So I guess we all know rainbows are bad, mmmkay. That’s why I wrote a lengthy blogpost for and more recently a follow-up featuring four new pretty colormaps designed for Matplotlib. I realized though that I did not see the prettiness applied to medical datasets so I went to town with Paraview 5.0 (which includes the new colormaps by default now). I took these colormaps for a spin on a slice of the CALIX dataset from the OsiriX dataset collection, an arterial phase CT scan of the abdomen (and part of the thorax as you see below). I wanted to put the four new colormaps (Magma, Inferno, Plasma, and Viridis) side-by-side with the traditional grayscale and Jet (AKA rainbow) colormap to show what they look like on a medical dataset:

Medical Visualization Colormaps
Medical visualization colormaps: CT thorax

Looks kind of artistic, am I right? I would totally buy a print and frame it! So the gray scale is doing fine of course, and what we are accustomed to in medical images. The banding in the Jet colormap focuses the attention on the vertebra and ribs, which is probably not what you are actually interested in. Also information is lost in the soft tissue areas (muscle and fat). The four proposed colormaps are doing fine, though Plasma and Viridis start from blue tones, which is probably not what you expect when viewing on a black background, but can work well in case the low intensity regions contain information you actually want to show on a black background. I would love to compare with Matlab’s Pareto, but hey, proprietary, what’s a girl to do ^^

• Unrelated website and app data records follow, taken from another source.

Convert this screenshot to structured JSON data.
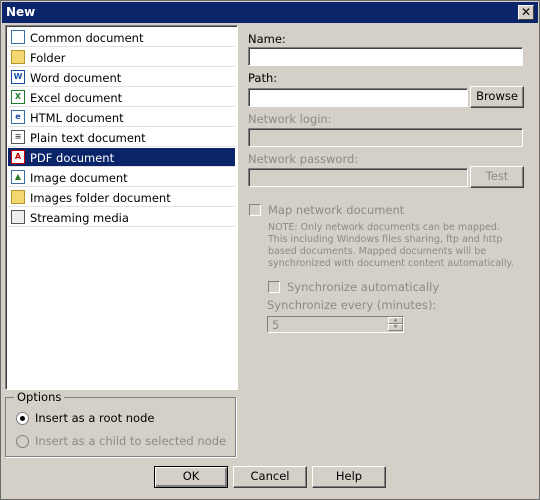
{
  "window": {
    "title": "New",
    "close": "✕"
  },
  "doc_types": [
    {
      "label": "Common document",
      "icon": "common-document-icon",
      "glyph": ""
    },
    {
      "label": "Folder",
      "icon": "folder-icon",
      "glyph": ""
    },
    {
      "label": "Word document",
      "icon": "word-document-icon",
      "glyph": "W"
    },
    {
      "label": "Excel document",
      "icon": "excel-document-icon",
      "glyph": "X"
    },
    {
      "label": "HTML document",
      "icon": "html-document-icon",
      "glyph": "e"
    },
    {
      "label": "Plain text document",
      "icon": "text-document-icon",
      "glyph": "≡"
    },
    {
      "label": "PDF document",
      "icon": "pdf-document-icon",
      "glyph": "A"
    },
    {
      "label": "Image document",
      "icon": "image-document-icon",
      "glyph": "▲"
    },
    {
      "label": "Images folder document",
      "icon": "images-folder-icon",
      "glyph": ""
    },
    {
      "label": "Streaming media",
      "icon": "streaming-media-icon",
      "glyph": ""
    }
  ],
  "selected_index": 6,
  "options": {
    "title": "Options",
    "root": "Insert as a root node",
    "child": "Insert as a child to selected node"
  },
  "form": {
    "name_label": "Name:",
    "name_value": "",
    "path_label": "Path:",
    "path_value": "",
    "browse": "Browse",
    "login_label": "Network login:",
    "password_label": "Network password:",
    "test": "Test",
    "map_label": "Map network document",
    "note": "NOTE: Only network documents can be mapped. This including Windows files sharing, ftp and http based documents. Mapped documents will be synchronized with document content automatically.",
    "sync_label": "Synchronize automatically",
    "sync_every_label": "Synchronize every (minutes):",
    "sync_every_value": "5"
  },
  "buttons": {
    "ok": "OK",
    "cancel": "Cancel",
    "help": "Help"
  },
  "colors": {
    "title_bar": "#0a246a",
    "selection": "#0a246a",
    "face": "#d4d0c8"
  }
}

Now, of course, there is not much reason to replace the gray map when viewing single modality medical imaging data, but it could be interesting to consider for multimodal fusion viewing. For instance, when PET and CT are combined (either from a hybrid scanner or by software registration), often the anatomical CT data is represented in a gray colormap, while the functional metabolic information from the PET is shown overlaid in a color colormap (lol). This works well because both colormaps can be perceived simultaneously very well. For this, often a heated-body colormap is used, but you could also consider these four new options, as this is not a standardized choice and varies per manufacturer.

So far I’m talking about 2D representations, such as the traditional slice views above. When rendering 3D scenes though, and for instance wanting to map a scalar value on a surface to a color, one should be careful with these new maps. Since they are not iso-luminant, the changes in luminance may interfere with surface shading from lighting. Let’s take a look at a silly example:

os coxae magma colormap 3d
Os Coxae surface normals in Z direction mapped to colormap Magma

This is a bit of a stupid example, because I don’t have proper data I can show you (I am only working with the most top-secret rectum information). But what we see here is a surface model of the os coxae with the normal Z component mapped to the Magma colormap. So what’s shading and what’s normal information in this case? Who’s to say? I am obviously:

Os coxae standard shading
Os coxae standard shading

So this is why you need iso-luminant colormaps for 3D surface information mapping, kids! Also, consider the Plasma, Inferno, Magma and Viridis for your 2D visualizations because:

  • They are beautiful
  • They are colorblind safe
  • They are printer-friendly (this means printers become happy when you print them (j/k, it means when you print grayscale it still works))
  • They are perceptually linear